Since pictures do not belong in the copy, please repeat every record below exactly without them.

————————

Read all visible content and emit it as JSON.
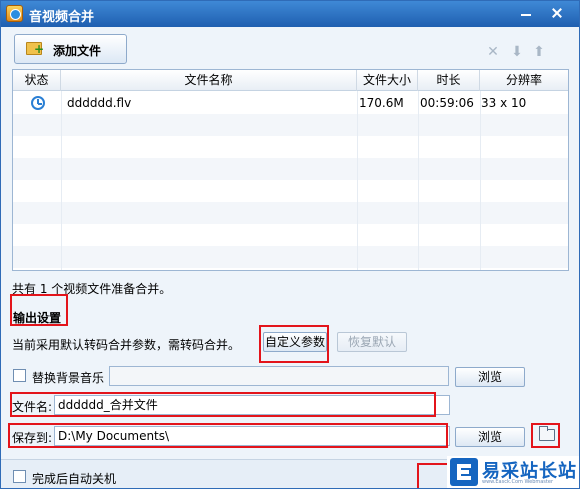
{
  "window": {
    "title": "音视频合并"
  },
  "toolbar": {
    "add_label": "添加文件"
  },
  "table": {
    "headers": {
      "status": "状态",
      "name": "文件名称",
      "size": "文件大小",
      "duration": "时长",
      "resolution": "分辨率"
    },
    "rows": [
      {
        "status_icon": "clock-icon",
        "name": "dddddd.flv",
        "size": "170.6M",
        "duration": "00:59:06",
        "resolution": "33 x 10"
      }
    ]
  },
  "summary": "共有 1 个视频文件准备合并。",
  "output": {
    "section_title": "输出设置",
    "note": "当前采用默认转码合并参数，需转码合并。",
    "custom_button": "自定义参数",
    "restore_button": "恢复默认",
    "bgm_label": "替换背景音乐",
    "bgm_browse": "浏览",
    "filename_label": "文件名:",
    "filename_value": "dddddd_合并文件",
    "save_label": "保存到:",
    "save_value": "D:\\My Documents\\",
    "save_browse": "浏览"
  },
  "footer": {
    "shutdown_label": "完成后自动关机"
  },
  "logo": {
    "text": "易采站长站",
    "sub": "www.Easck.Com Webmaster"
  },
  "colors": {
    "annotation": "#e3141b",
    "accent": "#2f6bb7",
    "logo": "#1565c0"
  }
}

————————

Response to this task
Read all visible content and emit it as JSON.
{
  "window": {
    "title": "音视频合并"
  },
  "toolbar": {
    "add_label": "添加文件"
  },
  "table": {
    "headers": {
      "status": "状态",
      "name": "文件名称",
      "size": "文件大小",
      "duration": "时长",
      "resolution": "分辨率"
    },
    "rows": [
      {
        "status_icon": "clock-icon",
        "name": "dddddd.flv",
        "size": "170.6M",
        "duration": "00:59:06",
        "resolution": "33 x 10"
      }
    ]
  },
  "summary": "共有 1 个视频文件准备合并。",
  "output": {
    "section_title": "输出设置",
    "note": "当前采用默认转码合并参数，需转码合并。",
    "custom_button": "自定义参数",
    "restore_button": "恢复默认",
    "bgm_label": "替换背景音乐",
    "bgm_browse": "浏览",
    "filename_label": "文件名:",
    "filename_value": "dddddd_合并文件",
    "save_label": "保存到:",
    "save_value": "D:\\My Documents\\",
    "save_browse": "浏览"
  },
  "footer": {
    "shutdown_label": "完成后自动关机"
  },
  "logo": {
    "text": "易采站长站",
    "sub": "www.Easck.Com Webmaster"
  },
  "colors": {
    "annotation": "#e3141b",
    "accent": "#2f6bb7",
    "logo": "#1565c0"
  }
}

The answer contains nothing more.